What: Opportunity to view and comment on proposed council districts as redistricting process continues
When: 6 p.m. Monday
Where: Bethel African Methodist Episcopal Church, 900 Mill St., Gainesville
More info: The Rev. Rose Johnson-Mackey, 678-698-4934, or the Newtown Florist Club, 770-718-1343

Community members will get an extra opportunity Monday to look over and comment on proposed City Council district lines.

"A lot of people are not familiar with redistricting, the language of it, the process of it, the importance of it," said the Rev. Rose Johnson-Mackey, who is chairwoman of Region 1 of the Northeast Georgia Black Leadership Council-Gainesville. "Having knowledge of this process is essential."

The meeting, hosted by the council and the Newtown Florist Club, is set for 6 p.m. at the Bethel African Methodist Episcopal Church on Mill Street in Gainesville. Council members Ruth Bruner, Myrtle Figueras, Bob Hamrick and George Wangemann have agreed to attend.
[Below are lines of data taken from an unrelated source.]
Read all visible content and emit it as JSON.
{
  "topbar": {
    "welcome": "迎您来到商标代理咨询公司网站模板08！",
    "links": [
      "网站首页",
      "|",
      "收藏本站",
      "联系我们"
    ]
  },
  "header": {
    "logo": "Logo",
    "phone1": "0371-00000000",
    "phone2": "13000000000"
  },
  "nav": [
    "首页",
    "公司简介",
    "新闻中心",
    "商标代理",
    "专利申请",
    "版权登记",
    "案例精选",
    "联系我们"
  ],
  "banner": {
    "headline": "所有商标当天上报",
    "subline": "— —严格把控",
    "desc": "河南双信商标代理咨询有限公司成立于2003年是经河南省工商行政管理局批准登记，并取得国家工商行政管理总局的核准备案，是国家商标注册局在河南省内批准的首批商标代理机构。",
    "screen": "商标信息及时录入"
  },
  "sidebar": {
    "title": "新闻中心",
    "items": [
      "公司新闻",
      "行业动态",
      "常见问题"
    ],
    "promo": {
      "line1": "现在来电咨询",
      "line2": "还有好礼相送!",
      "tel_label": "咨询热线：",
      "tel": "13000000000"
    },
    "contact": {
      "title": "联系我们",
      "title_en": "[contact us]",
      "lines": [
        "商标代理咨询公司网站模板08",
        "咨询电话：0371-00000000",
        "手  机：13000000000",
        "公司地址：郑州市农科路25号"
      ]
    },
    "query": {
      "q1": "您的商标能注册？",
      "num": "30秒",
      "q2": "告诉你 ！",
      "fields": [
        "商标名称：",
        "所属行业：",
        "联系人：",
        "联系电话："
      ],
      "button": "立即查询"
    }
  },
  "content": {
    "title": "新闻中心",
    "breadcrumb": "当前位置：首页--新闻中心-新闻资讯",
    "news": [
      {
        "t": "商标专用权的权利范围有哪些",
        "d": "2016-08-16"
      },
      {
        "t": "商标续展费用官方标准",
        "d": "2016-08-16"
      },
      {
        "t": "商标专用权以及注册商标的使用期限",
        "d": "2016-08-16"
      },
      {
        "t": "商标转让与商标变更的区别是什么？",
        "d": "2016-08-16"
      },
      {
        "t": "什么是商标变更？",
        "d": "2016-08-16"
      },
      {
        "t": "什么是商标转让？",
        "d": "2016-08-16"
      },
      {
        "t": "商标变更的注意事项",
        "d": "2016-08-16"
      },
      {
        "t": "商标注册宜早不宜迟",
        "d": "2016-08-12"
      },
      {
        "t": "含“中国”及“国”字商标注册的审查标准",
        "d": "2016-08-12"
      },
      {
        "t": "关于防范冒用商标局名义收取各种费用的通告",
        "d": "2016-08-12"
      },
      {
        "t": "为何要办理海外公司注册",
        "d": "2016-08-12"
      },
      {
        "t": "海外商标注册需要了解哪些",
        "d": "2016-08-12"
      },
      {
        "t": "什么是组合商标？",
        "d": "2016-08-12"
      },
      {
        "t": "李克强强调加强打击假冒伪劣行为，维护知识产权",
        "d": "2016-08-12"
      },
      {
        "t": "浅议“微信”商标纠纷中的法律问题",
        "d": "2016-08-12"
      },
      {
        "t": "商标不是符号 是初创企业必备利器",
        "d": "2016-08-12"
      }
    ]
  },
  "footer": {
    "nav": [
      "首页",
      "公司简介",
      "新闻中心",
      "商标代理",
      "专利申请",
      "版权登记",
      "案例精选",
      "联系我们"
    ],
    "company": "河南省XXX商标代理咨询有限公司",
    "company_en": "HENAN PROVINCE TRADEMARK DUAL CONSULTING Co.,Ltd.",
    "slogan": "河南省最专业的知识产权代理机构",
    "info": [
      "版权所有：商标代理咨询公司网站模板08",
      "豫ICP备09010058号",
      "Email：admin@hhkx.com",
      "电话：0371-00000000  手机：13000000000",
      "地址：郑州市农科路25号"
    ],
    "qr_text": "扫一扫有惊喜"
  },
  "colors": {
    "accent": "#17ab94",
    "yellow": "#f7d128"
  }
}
City Clerk Denise Jordan will lead a presentation of the proposed redistricting map.

Wards 3, 4 and 5 have sizable minority populations, and since the proposed map was drawn, council members and school board members have been watching the redistricting lines and population shifts within their districts.
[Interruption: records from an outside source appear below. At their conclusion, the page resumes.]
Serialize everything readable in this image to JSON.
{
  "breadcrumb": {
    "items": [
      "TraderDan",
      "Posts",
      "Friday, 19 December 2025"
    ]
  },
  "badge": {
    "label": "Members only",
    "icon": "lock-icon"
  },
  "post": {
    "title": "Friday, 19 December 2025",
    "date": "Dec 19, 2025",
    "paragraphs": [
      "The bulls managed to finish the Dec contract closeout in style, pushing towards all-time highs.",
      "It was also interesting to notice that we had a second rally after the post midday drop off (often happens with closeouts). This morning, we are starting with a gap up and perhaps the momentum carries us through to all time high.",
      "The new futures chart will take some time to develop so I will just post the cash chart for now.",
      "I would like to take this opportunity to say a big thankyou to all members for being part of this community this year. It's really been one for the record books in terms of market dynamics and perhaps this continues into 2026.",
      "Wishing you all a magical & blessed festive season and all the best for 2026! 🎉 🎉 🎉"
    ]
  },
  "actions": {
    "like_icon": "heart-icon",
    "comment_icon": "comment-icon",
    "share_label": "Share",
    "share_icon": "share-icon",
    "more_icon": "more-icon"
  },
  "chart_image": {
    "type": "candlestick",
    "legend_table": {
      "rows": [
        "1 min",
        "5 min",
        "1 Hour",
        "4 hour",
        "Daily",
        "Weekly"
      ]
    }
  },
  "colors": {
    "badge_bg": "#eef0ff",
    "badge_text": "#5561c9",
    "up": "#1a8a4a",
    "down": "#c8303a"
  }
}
The proposed map dramatically shrinks Ward 4, which experienced a population boom over the last decade.

It also shifts the city's Hispanic population into Wards 3, 4 and 5, while the black population in Ward 3 would decrease.
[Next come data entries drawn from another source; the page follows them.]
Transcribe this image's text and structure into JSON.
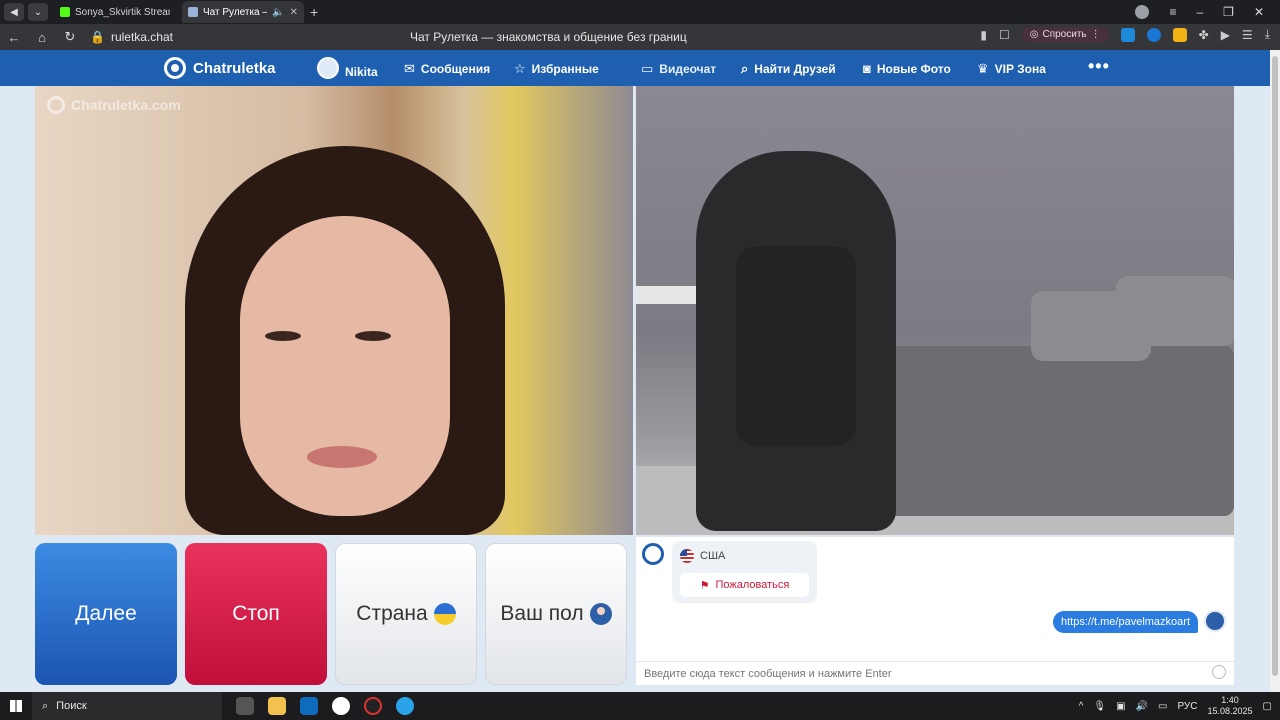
{
  "browser": {
    "tabs": [
      {
        "title": "Sonya_Skvirtik Stream - Ki",
        "favicon_color": "#53fc18"
      },
      {
        "title": "Чат Рулетка — знакс",
        "favicon_color": "#9ab4d8"
      }
    ],
    "address": "ruletka.chat",
    "page_title": "Чат Рулетка — знакомства и общение без границ",
    "ask_label": "Спросить"
  },
  "site": {
    "logo_text": "Chatruletka",
    "nav": [
      {
        "label": "Nikita"
      },
      {
        "label": "Сообщения"
      },
      {
        "label": "Избранные"
      },
      {
        "label": "Видеочат"
      },
      {
        "label": "Найти Друзей"
      },
      {
        "label": "Новые Фото"
      },
      {
        "label": "VIP Зона"
      }
    ],
    "more": "•••",
    "watermark": "Chatruletka.com"
  },
  "controls": {
    "next": "Далее",
    "stop": "Стоп",
    "country": "Страна",
    "gender": "Ваш пол"
  },
  "chat": {
    "country": "США",
    "report": "Пожаловаться",
    "message": "https://t.me/pavelmazkoart",
    "input_placeholder": "Введите сюда текст сообщения и нажмите Enter"
  },
  "taskbar": {
    "search": "Поиск",
    "lang": "РУС",
    "time": "1:40",
    "date": "15.08.2025"
  },
  "colors": {
    "brand": "#1f5fb0",
    "next": "#2a6fd1",
    "stop": "#d61c48"
  }
}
The proposed map must be approved in preclearance by the U.S. Department of Justice as part of the Voting Rights Act to make sure the lines don't weaken the strength of minority votes.

"Ward 3 is where the concentration of blacks in Gainesville have always lived," said Figueras, who represents the ward. "They wanted to be sure that ward is kept as much intact as possible."

In 2006, the act was amended to include language minorities like Hispanics.

The maps also affect school board members, who are elected by district, while City Council members are elected by the city as a whole.

Even though council members are elected at large, it's still important each ward supports its council member, and that each council member represents his or her ward, Johnson-Mackey said.

"They want the support from the people where they live," she said.

She added the maps will be in place for the next decade, and voting might change. If it does, those likes make a difference.

"It's still important to pay attention to how these districts are drawn," she said.

The goal is to have one map for both the school board and City Council, but that option may not be in the cards.

On Thursday school board members met with Linda Meggers, formerly of the Georgia General Assembly's Reapportionment Office, and council members to consider adjusting lines on the proposed map.

Meggers also discussed going back to the current map and changing lines to suit the needs of the school board members' constituents.

The school board wanted to rework the current map.

The City Council and school board could have different district maps but Meggers advised them to try to use the same map.

For more information, you can contact Johnson-Mackey at 678-698-4934 or the Newtown Florist Club at 770-718-1343.